Required work
The string "this" may appear in lines of the listing. Report each line where it does.

Records for the task
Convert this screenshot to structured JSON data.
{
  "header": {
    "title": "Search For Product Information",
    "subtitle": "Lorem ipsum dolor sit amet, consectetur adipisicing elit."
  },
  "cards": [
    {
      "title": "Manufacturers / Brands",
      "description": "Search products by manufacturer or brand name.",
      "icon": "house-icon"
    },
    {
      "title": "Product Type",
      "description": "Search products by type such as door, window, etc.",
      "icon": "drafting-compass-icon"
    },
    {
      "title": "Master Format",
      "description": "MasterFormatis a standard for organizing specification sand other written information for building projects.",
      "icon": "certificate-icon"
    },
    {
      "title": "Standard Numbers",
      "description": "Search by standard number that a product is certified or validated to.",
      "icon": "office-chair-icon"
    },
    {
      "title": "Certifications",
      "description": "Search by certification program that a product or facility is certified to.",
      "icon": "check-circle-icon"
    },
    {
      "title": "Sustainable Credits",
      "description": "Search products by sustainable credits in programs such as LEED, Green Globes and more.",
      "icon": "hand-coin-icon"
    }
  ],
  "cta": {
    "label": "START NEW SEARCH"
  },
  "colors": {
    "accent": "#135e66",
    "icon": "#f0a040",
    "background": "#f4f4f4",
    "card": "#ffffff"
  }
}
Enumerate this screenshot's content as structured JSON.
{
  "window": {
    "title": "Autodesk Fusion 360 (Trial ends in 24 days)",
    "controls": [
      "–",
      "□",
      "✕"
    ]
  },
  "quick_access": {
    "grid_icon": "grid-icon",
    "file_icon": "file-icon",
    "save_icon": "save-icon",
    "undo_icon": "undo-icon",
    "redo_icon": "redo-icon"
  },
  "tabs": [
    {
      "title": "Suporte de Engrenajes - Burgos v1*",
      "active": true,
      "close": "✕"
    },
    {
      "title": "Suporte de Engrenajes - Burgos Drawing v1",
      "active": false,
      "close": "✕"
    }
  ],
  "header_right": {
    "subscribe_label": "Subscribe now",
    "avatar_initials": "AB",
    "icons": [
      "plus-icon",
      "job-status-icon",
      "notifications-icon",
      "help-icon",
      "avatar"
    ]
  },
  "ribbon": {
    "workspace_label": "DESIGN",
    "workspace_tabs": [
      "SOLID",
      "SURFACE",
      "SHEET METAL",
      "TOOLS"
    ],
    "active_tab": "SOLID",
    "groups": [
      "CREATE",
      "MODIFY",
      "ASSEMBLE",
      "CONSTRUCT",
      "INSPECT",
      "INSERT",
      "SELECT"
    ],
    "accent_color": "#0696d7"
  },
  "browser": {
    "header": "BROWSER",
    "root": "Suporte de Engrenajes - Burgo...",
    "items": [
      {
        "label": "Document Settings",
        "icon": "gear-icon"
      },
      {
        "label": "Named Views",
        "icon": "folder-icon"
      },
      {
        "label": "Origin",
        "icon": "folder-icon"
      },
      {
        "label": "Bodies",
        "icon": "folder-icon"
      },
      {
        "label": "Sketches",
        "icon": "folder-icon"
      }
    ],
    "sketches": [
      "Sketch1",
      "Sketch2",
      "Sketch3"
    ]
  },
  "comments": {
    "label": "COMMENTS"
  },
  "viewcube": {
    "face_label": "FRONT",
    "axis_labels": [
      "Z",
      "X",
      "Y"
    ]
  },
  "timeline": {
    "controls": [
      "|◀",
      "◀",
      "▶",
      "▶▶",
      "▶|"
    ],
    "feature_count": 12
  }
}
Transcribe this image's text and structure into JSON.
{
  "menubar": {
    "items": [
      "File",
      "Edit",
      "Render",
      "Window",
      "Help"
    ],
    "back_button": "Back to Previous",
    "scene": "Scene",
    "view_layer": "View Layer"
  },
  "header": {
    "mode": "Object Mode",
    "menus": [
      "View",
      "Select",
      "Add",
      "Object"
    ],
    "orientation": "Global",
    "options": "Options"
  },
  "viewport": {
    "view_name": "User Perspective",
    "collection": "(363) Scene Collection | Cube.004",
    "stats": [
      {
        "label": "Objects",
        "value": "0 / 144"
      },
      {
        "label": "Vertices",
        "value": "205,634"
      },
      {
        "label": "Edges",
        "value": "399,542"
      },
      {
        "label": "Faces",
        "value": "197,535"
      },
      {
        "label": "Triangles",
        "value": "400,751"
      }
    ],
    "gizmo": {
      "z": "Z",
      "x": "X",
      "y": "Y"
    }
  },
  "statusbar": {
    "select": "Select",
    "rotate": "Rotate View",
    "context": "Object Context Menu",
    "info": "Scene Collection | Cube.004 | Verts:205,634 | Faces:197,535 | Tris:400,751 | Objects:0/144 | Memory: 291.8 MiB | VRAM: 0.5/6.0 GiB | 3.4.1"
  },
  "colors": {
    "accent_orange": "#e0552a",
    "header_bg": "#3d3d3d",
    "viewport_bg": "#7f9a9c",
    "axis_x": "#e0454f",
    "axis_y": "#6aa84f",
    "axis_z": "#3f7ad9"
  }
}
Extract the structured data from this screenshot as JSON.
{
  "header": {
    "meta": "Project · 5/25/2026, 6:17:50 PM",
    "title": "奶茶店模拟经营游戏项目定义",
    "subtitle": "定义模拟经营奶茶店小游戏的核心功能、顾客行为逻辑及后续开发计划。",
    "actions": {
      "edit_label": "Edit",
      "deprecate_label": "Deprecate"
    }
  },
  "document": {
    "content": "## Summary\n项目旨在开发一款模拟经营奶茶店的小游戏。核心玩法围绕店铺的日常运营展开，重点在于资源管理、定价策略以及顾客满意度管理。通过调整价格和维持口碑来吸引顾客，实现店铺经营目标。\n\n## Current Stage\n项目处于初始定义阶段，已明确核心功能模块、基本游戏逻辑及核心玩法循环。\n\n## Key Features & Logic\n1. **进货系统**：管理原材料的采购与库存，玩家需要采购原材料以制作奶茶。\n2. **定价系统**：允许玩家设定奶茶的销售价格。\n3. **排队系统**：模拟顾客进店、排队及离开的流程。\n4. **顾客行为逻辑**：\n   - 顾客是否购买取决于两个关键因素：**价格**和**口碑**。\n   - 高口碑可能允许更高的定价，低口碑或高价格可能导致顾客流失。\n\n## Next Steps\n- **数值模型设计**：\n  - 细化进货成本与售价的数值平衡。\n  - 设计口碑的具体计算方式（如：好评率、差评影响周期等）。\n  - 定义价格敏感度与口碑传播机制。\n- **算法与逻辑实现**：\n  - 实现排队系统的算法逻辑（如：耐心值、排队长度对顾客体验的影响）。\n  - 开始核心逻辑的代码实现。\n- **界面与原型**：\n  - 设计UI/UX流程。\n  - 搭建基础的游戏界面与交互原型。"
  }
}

Your response
Convert this screenshot to structured JSON data.
Enumerate this screenshot's content as structured JSON.
Transcribe this image's text and structure into JSON.
Extract the structured data from this screenshot as JSON.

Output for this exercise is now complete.